Output every entry exactly as written, skipping any pictures.
** Opening Exercise data block **
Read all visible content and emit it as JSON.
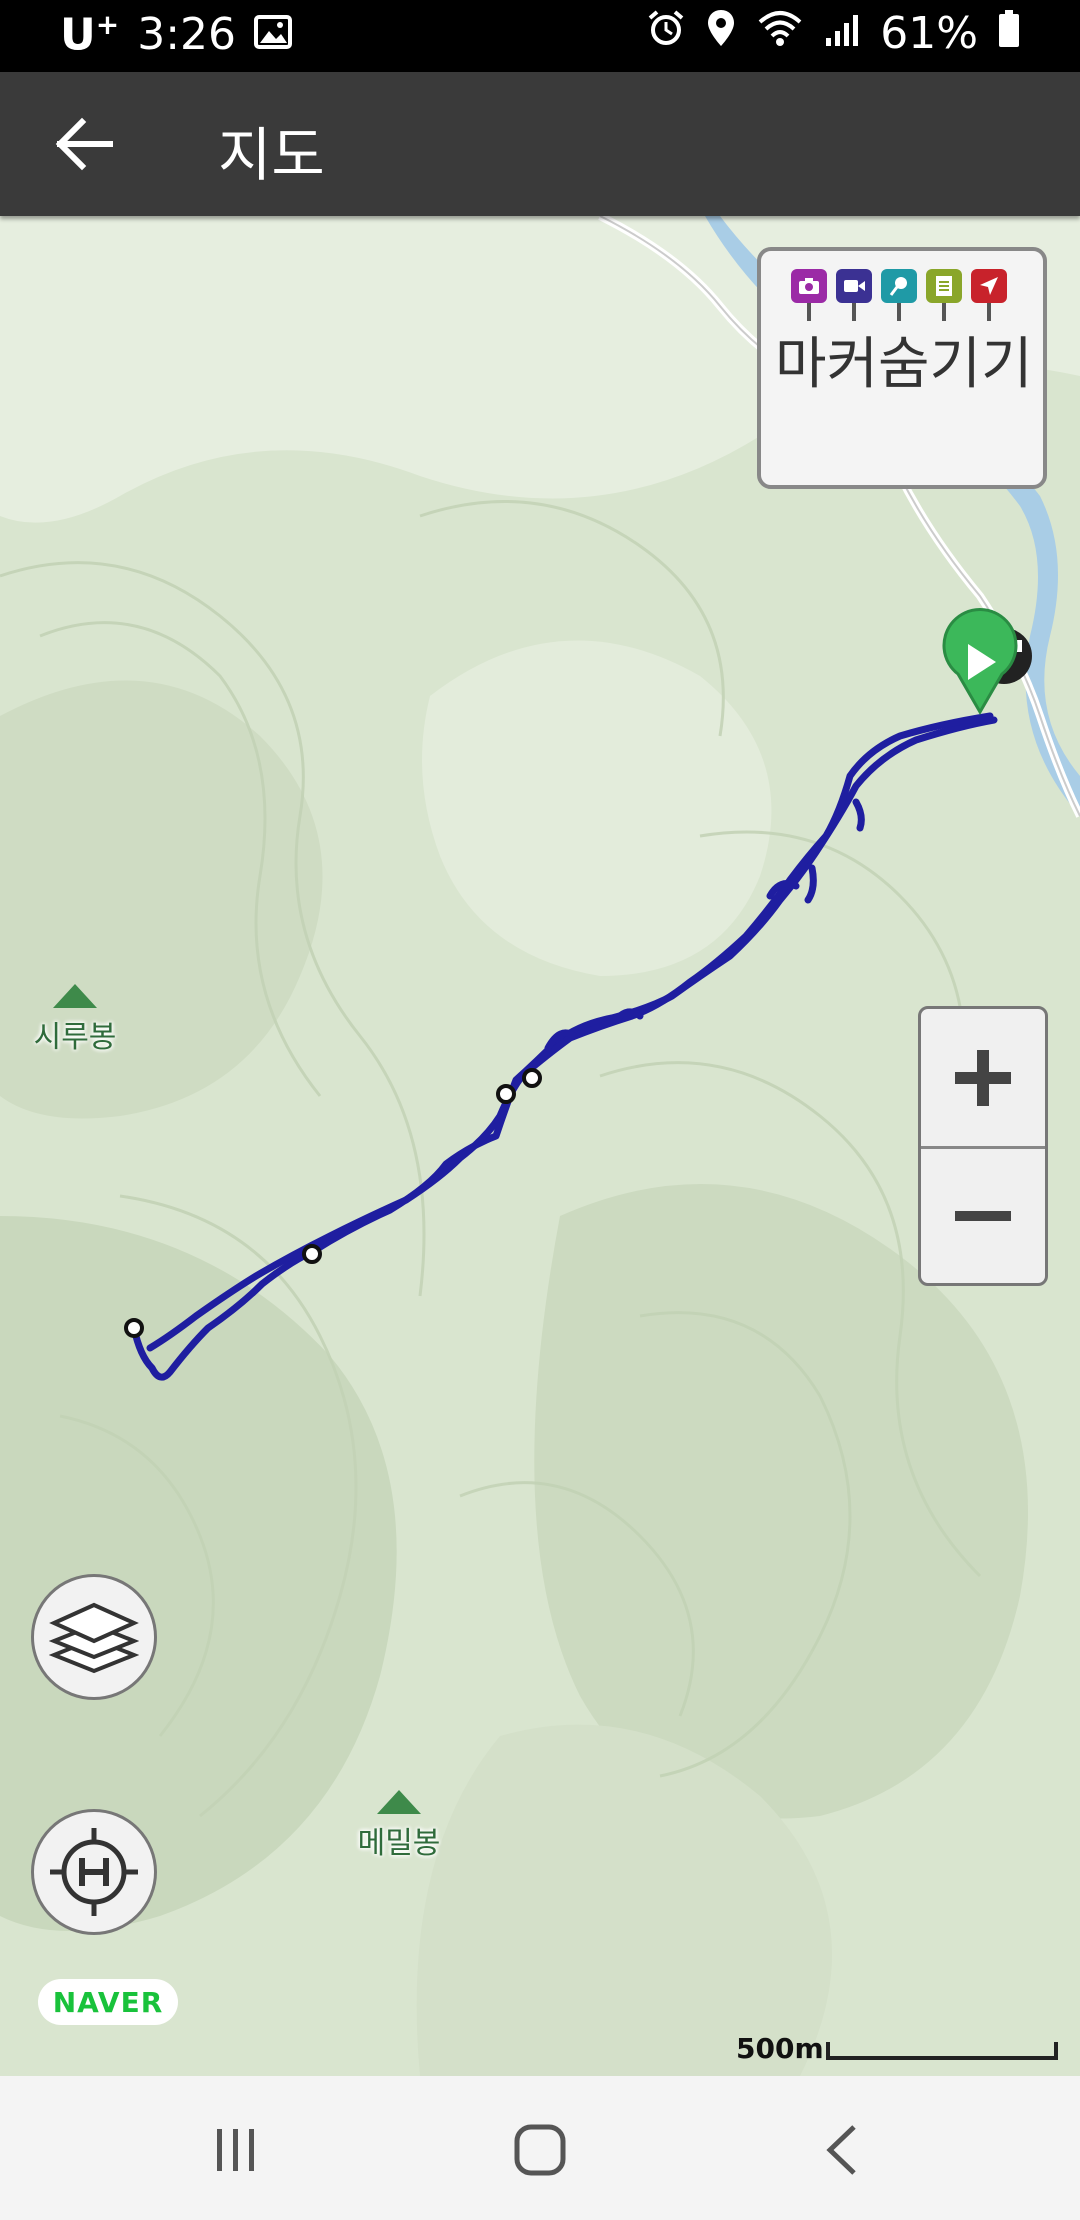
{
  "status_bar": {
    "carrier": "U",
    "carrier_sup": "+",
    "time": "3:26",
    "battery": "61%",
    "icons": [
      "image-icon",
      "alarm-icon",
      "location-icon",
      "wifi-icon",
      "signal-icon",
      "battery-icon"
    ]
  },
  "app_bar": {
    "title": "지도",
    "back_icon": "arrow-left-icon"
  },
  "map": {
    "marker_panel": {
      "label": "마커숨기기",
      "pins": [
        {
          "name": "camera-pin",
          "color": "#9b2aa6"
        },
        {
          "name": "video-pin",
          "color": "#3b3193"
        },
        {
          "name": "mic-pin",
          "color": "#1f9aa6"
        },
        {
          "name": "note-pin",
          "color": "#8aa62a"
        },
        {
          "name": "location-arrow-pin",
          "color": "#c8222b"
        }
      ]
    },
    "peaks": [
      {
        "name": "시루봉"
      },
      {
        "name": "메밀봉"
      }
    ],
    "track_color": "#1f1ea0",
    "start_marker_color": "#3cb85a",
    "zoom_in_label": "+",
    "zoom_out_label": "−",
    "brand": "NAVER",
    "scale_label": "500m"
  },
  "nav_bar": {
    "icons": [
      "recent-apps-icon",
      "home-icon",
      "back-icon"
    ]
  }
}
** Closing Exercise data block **
• _Exercise response_:
Read all visible content and emit it as JSON.
{
  "status_bar": {
    "carrier": "U",
    "carrier_sup": "+",
    "time": "3:26",
    "battery": "61%",
    "icons": [
      "image-icon",
      "alarm-icon",
      "location-icon",
      "wifi-icon",
      "signal-icon",
      "battery-icon"
    ]
  },
  "app_bar": {
    "title": "지도",
    "back_icon": "arrow-left-icon"
  },
  "map": {
    "marker_panel": {
      "label": "마커숨기기",
      "pins": [
        {
          "name": "camera-pin",
          "color": "#9b2aa6"
        },
        {
          "name": "video-pin",
          "color": "#3b3193"
        },
        {
          "name": "mic-pin",
          "color": "#1f9aa6"
        },
        {
          "name": "note-pin",
          "color": "#8aa62a"
        },
        {
          "name": "location-arrow-pin",
          "color": "#c8222b"
        }
      ]
    },
    "peaks": [
      {
        "name": "시루봉"
      },
      {
        "name": "메밀봉"
      }
    ],
    "track_color": "#1f1ea0",
    "start_marker_color": "#3cb85a",
    "zoom_in_label": "+",
    "zoom_out_label": "−",
    "brand": "NAVER",
    "scale_label": "500m"
  },
  "nav_bar": {
    "icons": [
      "recent-apps-icon",
      "home-icon",
      "back-icon"
    ]
  }
}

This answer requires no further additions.